A hand-drawn map a woman from New Jersey picked up at an estate sale is entitled “Meetings of Friends” and describes in crude strokes the State of Ohio in the early 19th century. Could this be a map of the fabled Underground Railroad?
Experts verify that the map dates to circa 1815 and plots the locations of key Quaker houses of worship in that day.
Delving deeper into the history of the faith, we make some extraordinary discoveries about how Quakers roused anti-slavery sentiment.
History Detectives tracks cartographic clues to investigate the important role Quakers played in the underground railroad and launching the abolitionist movement.
- Also with Gwen Wright Railroad Station Is a disused depot the first railroad station in Texas?
- Also in this episode U.S.S Indianapolis Are these WWII souvenirs remnants from one of Japan’s famous kamikaze attacks?
- Also in Season 5 Ernie Pyle's Typewriter Did America’s most beloved battlefront correspondent bang out his dispatches on this Corona 3?
- Also with Gwen Wright Spybook What does this little black book reveal about spying on the home front during World War I?
- Related Investigation Lucy Parson's Book Was the legendary anarchist the owner of this manifesto found in a library?
- Also with Gwen Wright Marshall House Flag Did this piece of fabric come from a flag that cost a Union colonel his life?

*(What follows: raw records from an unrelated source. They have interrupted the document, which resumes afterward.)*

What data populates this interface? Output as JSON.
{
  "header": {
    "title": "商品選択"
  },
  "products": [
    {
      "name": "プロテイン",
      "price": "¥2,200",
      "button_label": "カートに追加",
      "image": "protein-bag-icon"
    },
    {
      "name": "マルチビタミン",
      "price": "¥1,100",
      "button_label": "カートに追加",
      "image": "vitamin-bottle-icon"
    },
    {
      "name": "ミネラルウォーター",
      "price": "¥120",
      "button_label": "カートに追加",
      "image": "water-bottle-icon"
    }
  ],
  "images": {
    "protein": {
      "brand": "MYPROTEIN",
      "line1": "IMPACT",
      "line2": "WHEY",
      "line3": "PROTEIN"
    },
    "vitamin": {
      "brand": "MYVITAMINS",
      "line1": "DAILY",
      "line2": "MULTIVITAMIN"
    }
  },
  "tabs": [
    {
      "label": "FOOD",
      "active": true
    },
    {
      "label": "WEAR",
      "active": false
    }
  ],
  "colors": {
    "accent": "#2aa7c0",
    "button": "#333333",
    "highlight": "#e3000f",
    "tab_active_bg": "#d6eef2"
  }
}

This is a place for opinions, comments, questions and discussion; a place where viewers of History Detectives can express their points of view and connect with others who value history. We ask that posters be polite and respectful of all opinions. History Detectives reserves the right to delete comments that don’t conform to this conduct. We will not respond to every post, but will do our best to answer specific questions, or address an error.